Local Opportunistic Plants

The term "invasive plants" or "noxious weeds" may seem to blame the plants themselves for the problem.  But they are simply evolved species taking advantage of available spaces in which to grow and propagate themselves.  Humans are creating opportunities for such plants to get established by some of our current land use practices.  The scotch broom and yellow flag iris are moving in because we have disturbed open areas (scotch broom) and large open drainage ponds (yellow iris). Some of the most common opportunist plants seen in and around residential yards in King and Snohomish counties include:

Yellow archangel    Lamiastrum galeobdolon

Spurge laurel -- Daphne laureola

Herb Robert  Gerahium robertianum

Common Fennel, Foeniculum vulgare

All can be found on the Washington State Noxious Weeds Control Board, which states:

"The term ‘noxious weeds’ includes non-native grasses, flowering plants, shrubs and trees. It also includes aquatic plants that invade wetlands, rivers, lakes and shorelines.

About half of all invasive, noxious weeds are escapees from gardens; the rest are plants accidentally introduced to Washington through human travel and trade."

Larger scale growth of opportunist plants in King County are tracked at:

Noxious weeds in King County
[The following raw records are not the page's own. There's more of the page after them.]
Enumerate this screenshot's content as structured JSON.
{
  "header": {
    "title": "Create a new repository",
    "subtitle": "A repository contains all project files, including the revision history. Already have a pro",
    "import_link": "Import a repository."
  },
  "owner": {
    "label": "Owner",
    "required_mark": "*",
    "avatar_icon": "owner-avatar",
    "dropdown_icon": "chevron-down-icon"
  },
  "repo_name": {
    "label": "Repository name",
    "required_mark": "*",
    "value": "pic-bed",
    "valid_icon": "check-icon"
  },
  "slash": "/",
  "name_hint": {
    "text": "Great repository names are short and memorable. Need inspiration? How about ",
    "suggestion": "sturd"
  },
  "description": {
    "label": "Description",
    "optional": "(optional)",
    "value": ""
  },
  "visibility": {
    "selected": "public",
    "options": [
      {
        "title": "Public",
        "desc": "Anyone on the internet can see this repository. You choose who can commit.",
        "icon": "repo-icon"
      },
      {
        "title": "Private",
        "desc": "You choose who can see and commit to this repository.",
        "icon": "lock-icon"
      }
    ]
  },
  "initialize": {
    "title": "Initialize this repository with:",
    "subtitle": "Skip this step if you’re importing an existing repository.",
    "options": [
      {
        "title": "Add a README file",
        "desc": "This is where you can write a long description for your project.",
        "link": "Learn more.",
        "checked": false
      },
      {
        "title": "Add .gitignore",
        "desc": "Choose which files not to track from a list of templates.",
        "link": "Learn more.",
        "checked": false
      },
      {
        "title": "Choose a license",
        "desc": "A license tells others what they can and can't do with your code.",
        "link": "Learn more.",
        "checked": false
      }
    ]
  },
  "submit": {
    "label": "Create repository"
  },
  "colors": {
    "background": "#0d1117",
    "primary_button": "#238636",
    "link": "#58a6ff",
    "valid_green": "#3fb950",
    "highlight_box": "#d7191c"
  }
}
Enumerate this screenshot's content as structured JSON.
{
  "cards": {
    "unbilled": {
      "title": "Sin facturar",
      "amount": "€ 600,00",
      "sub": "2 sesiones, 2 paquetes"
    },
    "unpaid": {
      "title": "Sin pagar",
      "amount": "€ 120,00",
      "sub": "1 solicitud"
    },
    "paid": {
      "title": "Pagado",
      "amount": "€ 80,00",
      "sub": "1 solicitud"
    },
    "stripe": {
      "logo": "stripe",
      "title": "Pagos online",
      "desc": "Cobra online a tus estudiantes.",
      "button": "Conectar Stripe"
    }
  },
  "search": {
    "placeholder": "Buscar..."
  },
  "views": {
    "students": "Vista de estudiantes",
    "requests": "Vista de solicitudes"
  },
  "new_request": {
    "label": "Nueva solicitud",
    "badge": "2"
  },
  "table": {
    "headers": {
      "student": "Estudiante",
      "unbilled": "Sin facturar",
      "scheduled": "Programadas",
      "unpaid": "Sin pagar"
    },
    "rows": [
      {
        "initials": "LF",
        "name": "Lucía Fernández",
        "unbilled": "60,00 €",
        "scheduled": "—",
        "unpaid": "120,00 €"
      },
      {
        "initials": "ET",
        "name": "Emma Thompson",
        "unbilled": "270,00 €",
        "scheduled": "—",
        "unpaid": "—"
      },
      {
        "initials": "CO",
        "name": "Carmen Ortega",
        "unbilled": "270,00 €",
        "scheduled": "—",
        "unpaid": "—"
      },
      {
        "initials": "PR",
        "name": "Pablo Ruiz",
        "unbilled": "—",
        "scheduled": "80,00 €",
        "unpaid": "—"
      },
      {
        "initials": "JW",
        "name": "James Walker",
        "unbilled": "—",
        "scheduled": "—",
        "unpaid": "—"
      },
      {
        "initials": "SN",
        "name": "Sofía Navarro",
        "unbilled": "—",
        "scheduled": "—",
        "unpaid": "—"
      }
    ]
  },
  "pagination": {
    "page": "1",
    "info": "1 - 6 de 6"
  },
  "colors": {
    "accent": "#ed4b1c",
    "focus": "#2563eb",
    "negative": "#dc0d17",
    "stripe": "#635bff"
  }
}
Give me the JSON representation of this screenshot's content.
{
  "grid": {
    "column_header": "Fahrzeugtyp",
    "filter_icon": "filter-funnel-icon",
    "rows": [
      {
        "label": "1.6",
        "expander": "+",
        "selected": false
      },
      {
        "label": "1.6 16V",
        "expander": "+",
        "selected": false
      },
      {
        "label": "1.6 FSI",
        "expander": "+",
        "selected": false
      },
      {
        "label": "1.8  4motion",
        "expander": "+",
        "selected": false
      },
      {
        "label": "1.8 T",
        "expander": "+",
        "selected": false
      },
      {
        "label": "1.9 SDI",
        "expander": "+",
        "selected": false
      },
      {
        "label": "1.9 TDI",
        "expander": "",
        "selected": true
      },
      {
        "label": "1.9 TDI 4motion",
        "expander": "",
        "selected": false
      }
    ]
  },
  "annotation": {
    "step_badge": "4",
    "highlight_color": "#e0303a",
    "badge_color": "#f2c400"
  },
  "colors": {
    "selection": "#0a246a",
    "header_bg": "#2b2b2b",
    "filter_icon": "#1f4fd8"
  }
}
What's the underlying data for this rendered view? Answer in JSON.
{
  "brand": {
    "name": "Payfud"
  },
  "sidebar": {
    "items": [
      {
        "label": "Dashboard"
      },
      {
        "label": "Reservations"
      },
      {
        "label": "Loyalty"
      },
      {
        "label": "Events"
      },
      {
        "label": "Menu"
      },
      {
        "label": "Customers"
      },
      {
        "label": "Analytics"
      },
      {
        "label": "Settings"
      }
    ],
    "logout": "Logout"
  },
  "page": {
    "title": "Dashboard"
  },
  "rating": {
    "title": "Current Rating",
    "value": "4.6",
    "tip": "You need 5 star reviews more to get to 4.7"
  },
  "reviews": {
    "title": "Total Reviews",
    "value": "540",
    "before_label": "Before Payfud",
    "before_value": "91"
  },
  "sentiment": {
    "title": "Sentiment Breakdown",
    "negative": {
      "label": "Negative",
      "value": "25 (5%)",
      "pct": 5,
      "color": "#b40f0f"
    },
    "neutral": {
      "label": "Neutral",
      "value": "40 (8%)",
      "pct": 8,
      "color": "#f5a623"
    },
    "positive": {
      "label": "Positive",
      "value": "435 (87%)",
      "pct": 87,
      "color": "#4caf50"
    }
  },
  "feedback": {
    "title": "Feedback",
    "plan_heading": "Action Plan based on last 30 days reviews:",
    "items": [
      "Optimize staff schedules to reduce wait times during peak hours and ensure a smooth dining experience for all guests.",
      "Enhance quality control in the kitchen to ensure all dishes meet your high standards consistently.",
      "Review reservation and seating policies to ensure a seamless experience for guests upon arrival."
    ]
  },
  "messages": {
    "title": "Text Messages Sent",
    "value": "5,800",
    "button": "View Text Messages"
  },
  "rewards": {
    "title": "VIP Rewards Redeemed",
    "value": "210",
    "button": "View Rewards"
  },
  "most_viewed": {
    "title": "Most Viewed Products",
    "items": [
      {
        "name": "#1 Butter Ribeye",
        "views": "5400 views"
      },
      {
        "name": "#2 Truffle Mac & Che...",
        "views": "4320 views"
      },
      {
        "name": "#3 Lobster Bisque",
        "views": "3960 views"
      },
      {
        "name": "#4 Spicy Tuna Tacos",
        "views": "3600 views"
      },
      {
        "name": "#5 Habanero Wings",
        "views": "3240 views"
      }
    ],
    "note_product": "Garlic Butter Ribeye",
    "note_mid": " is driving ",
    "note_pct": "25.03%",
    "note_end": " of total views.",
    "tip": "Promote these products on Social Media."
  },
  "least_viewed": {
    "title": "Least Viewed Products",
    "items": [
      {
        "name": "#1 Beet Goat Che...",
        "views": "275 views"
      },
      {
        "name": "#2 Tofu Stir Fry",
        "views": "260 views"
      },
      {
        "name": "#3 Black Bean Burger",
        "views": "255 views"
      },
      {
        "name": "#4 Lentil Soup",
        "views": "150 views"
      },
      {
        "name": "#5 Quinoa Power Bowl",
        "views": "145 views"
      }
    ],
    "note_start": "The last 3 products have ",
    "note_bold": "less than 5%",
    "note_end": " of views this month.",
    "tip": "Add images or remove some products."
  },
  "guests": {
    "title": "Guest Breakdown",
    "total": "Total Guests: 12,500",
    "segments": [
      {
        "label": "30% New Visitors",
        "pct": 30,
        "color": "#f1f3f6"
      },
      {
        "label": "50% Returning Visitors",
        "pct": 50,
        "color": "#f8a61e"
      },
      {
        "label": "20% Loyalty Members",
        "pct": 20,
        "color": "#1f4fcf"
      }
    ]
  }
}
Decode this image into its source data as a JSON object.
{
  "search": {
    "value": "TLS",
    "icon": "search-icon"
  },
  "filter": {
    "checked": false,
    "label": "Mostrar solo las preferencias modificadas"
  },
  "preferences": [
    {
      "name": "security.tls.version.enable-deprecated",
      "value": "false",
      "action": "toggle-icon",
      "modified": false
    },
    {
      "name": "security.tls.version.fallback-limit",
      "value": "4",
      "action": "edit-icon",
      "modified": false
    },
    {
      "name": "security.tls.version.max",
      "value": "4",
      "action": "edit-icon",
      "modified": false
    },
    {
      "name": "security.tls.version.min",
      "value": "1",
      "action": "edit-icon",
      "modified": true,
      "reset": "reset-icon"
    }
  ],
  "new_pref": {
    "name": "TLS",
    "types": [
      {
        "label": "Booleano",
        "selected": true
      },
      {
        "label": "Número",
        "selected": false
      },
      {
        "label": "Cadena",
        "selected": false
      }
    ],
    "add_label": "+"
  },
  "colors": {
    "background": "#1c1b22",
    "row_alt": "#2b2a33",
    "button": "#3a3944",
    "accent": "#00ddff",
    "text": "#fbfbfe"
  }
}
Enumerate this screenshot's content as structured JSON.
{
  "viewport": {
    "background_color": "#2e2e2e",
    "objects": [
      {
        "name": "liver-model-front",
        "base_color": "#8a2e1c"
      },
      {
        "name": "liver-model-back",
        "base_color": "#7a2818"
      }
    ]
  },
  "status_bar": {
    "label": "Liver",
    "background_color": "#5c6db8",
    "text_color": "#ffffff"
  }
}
Noxious weeds are a danger to our environment and the economy. These introduced species cost our region millions of dollars in lost agricultural production, environmental degradation and added maintenance costs.  Once invasive plants spread to natural areas, they harm native plants and wildlife and can be impossible to eradicate.